## Exercise instructions
Going through the entries below, count each line that holds "POSTROUTING" and give only the total.

(Data provided Opens)

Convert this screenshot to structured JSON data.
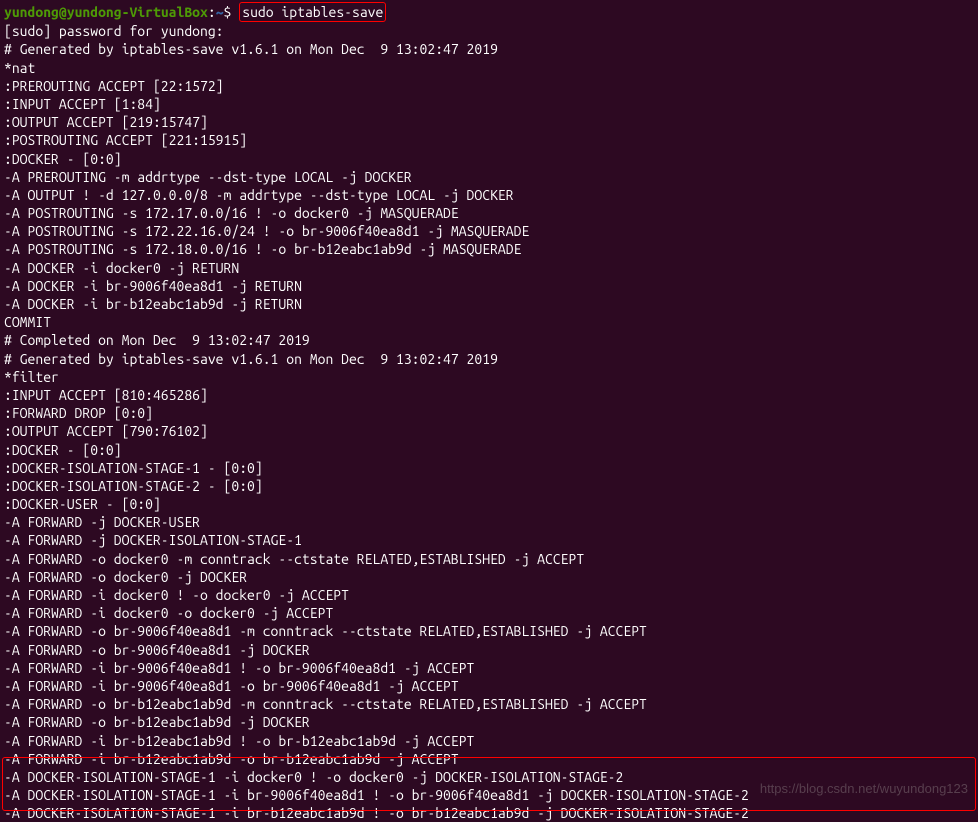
{
  "prompt": {
    "user": "yundong",
    "at": "@",
    "host": "yundong-VirtualBox",
    "colon": ":",
    "path": "~",
    "dollar": "$",
    "command": "sudo iptables-save"
  },
  "lines": [
    "[sudo] password for yundong:",
    "# Generated by iptables-save v1.6.1 on Mon Dec  9 13:02:47 2019",
    "*nat",
    ":PREROUTING ACCEPT [22:1572]",
    ":INPUT ACCEPT [1:84]",
    ":OUTPUT ACCEPT [219:15747]",
    ":POSTROUTING ACCEPT [221:15915]",
    ":DOCKER - [0:0]",
    "-A PREROUTING -m addrtype --dst-type LOCAL -j DOCKER",
    "-A OUTPUT ! -d 127.0.0.0/8 -m addrtype --dst-type LOCAL -j DOCKER",
    "-A POSTROUTING -s 172.17.0.0/16 ! -o docker0 -j MASQUERADE",
    "-A POSTROUTING -s 172.22.16.0/24 ! -o br-9006f40ea8d1 -j MASQUERADE",
    "-A POSTROUTING -s 172.18.0.0/16 ! -o br-b12eabc1ab9d -j MASQUERADE",
    "-A DOCKER -i docker0 -j RETURN",
    "-A DOCKER -i br-9006f40ea8d1 -j RETURN",
    "-A DOCKER -i br-b12eabc1ab9d -j RETURN",
    "COMMIT",
    "# Completed on Mon Dec  9 13:02:47 2019",
    "# Generated by iptables-save v1.6.1 on Mon Dec  9 13:02:47 2019",
    "*filter",
    ":INPUT ACCEPT [810:465286]",
    ":FORWARD DROP [0:0]",
    ":OUTPUT ACCEPT [790:76102]",
    ":DOCKER - [0:0]",
    ":DOCKER-ISOLATION-STAGE-1 - [0:0]",
    ":DOCKER-ISOLATION-STAGE-2 - [0:0]",
    ":DOCKER-USER - [0:0]",
    "-A FORWARD -j DOCKER-USER",
    "-A FORWARD -j DOCKER-ISOLATION-STAGE-1",
    "-A FORWARD -o docker0 -m conntrack --ctstate RELATED,ESTABLISHED -j ACCEPT",
    "-A FORWARD -o docker0 -j DOCKER",
    "-A FORWARD -i docker0 ! -o docker0 -j ACCEPT",
    "-A FORWARD -i docker0 -o docker0 -j ACCEPT",
    "-A FORWARD -o br-9006f40ea8d1 -m conntrack --ctstate RELATED,ESTABLISHED -j ACCEPT",
    "-A FORWARD -o br-9006f40ea8d1 -j DOCKER",
    "-A FORWARD -i br-9006f40ea8d1 ! -o br-9006f40ea8d1 -j ACCEPT",
    "-A FORWARD -i br-9006f40ea8d1 -o br-9006f40ea8d1 -j ACCEPT",
    "-A FORWARD -o br-b12eabc1ab9d -m conntrack --ctstate RELATED,ESTABLISHED -j ACCEPT",
    "-A FORWARD -o br-b12eabc1ab9d -j DOCKER",
    "-A FORWARD -i br-b12eabc1ab9d ! -o br-b12eabc1ab9d -j ACCEPT",
    "-A FORWARD -i br-b12eabc1ab9d -o br-b12eabc1ab9d -j ACCEPT",
    "-A DOCKER-ISOLATION-STAGE-1 -i docker0 ! -o docker0 -j DOCKER-ISOLATION-STAGE-2",
    "-A DOCKER-ISOLATION-STAGE-1 -i br-9006f40ea8d1 ! -o br-9006f40ea8d1 -j DOCKER-ISOLATION-STAGE-2",
    "-A DOCKER-ISOLATION-STAGE-1 -i br-b12eabc1ab9d ! -o br-b12eabc1ab9d -j DOCKER-ISOLATION-STAGE-2"
  ],
  "watermark": "https://blog.csdn.net/wuyundong123"
}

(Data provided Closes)

## Finished task
4